Task item:
The data below should be restated word for word, pictures omitted.

Stored records:
######
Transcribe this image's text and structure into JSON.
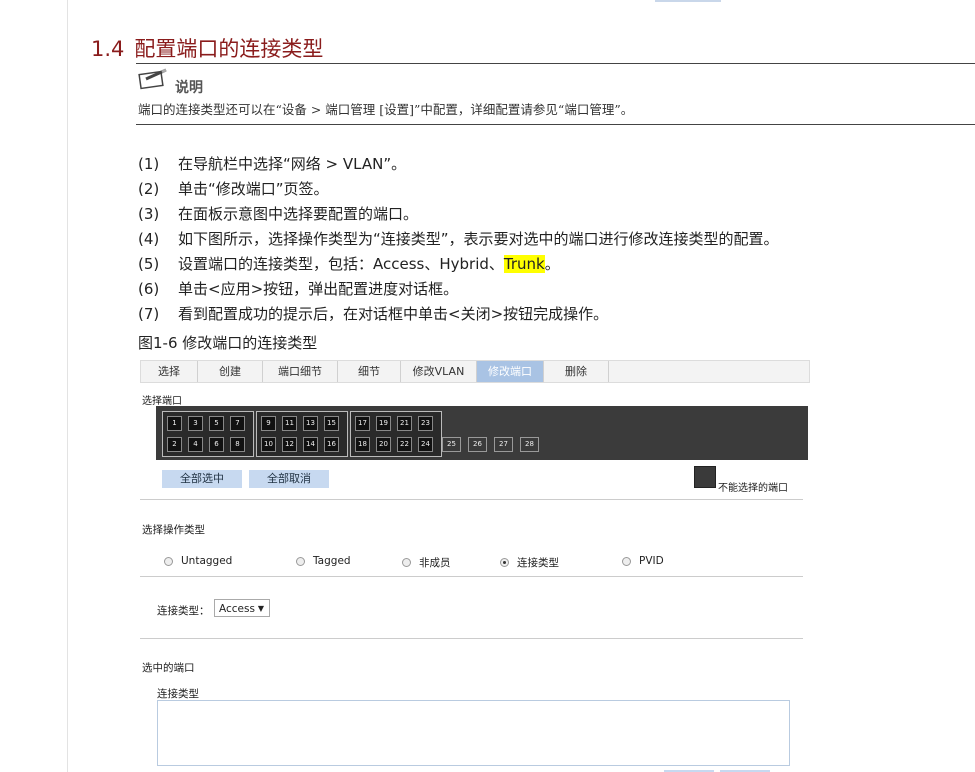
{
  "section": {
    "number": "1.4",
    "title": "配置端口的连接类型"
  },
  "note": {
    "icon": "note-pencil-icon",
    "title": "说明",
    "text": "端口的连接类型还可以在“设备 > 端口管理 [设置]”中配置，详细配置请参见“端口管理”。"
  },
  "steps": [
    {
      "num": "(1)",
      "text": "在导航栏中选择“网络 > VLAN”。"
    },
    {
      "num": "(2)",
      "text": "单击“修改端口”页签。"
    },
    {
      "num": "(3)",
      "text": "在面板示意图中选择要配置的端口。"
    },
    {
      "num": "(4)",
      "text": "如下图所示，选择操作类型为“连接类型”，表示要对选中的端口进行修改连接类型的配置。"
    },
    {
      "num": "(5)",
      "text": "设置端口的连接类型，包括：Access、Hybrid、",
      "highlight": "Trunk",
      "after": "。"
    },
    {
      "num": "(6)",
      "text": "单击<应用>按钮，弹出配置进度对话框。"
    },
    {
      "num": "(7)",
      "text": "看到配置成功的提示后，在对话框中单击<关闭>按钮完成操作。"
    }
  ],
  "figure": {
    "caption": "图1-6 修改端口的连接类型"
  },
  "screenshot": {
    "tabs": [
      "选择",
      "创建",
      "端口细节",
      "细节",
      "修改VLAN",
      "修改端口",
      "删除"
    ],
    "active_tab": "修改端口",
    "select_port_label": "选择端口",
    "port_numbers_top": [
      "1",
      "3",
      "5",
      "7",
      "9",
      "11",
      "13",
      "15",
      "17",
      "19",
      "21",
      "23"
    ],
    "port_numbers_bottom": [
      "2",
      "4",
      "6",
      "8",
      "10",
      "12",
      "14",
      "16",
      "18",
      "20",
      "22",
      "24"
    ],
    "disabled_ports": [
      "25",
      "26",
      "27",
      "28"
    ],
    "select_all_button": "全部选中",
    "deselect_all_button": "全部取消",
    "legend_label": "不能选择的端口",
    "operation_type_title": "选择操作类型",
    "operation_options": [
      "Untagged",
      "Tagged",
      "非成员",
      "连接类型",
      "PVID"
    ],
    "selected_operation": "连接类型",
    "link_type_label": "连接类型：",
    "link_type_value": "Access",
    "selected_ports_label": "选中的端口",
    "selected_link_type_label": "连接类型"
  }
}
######
Solution to the problem:
Transcribe this image's text and structure into JSON.
{
  "section": {
    "number": "1.4",
    "title": "配置端口的连接类型"
  },
  "note": {
    "icon": "note-pencil-icon",
    "title": "说明",
    "text": "端口的连接类型还可以在“设备 > 端口管理 [设置]”中配置，详细配置请参见“端口管理”。"
  },
  "steps": [
    {
      "num": "(1)",
      "text": "在导航栏中选择“网络 > VLAN”。"
    },
    {
      "num": "(2)",
      "text": "单击“修改端口”页签。"
    },
    {
      "num": "(3)",
      "text": "在面板示意图中选择要配置的端口。"
    },
    {
      "num": "(4)",
      "text": "如下图所示，选择操作类型为“连接类型”，表示要对选中的端口进行修改连接类型的配置。"
    },
    {
      "num": "(5)",
      "text": "设置端口的连接类型，包括：Access、Hybrid、",
      "highlight": "Trunk",
      "after": "。"
    },
    {
      "num": "(6)",
      "text": "单击<应用>按钮，弹出配置进度对话框。"
    },
    {
      "num": "(7)",
      "text": "看到配置成功的提示后，在对话框中单击<关闭>按钮完成操作。"
    }
  ],
  "figure": {
    "caption": "图1-6 修改端口的连接类型"
  },
  "screenshot": {
    "tabs": [
      "选择",
      "创建",
      "端口细节",
      "细节",
      "修改VLAN",
      "修改端口",
      "删除"
    ],
    "active_tab": "修改端口",
    "select_port_label": "选择端口",
    "port_numbers_top": [
      "1",
      "3",
      "5",
      "7",
      "9",
      "11",
      "13",
      "15",
      "17",
      "19",
      "21",
      "23"
    ],
    "port_numbers_bottom": [
      "2",
      "4",
      "6",
      "8",
      "10",
      "12",
      "14",
      "16",
      "18",
      "20",
      "22",
      "24"
    ],
    "disabled_ports": [
      "25",
      "26",
      "27",
      "28"
    ],
    "select_all_button": "全部选中",
    "deselect_all_button": "全部取消",
    "legend_label": "不能选择的端口",
    "operation_type_title": "选择操作类型",
    "operation_options": [
      "Untagged",
      "Tagged",
      "非成员",
      "连接类型",
      "PVID"
    ],
    "selected_operation": "连接类型",
    "link_type_label": "连接类型：",
    "link_type_value": "Access",
    "selected_ports_label": "选中的端口",
    "selected_link_type_label": "连接类型"
  }
}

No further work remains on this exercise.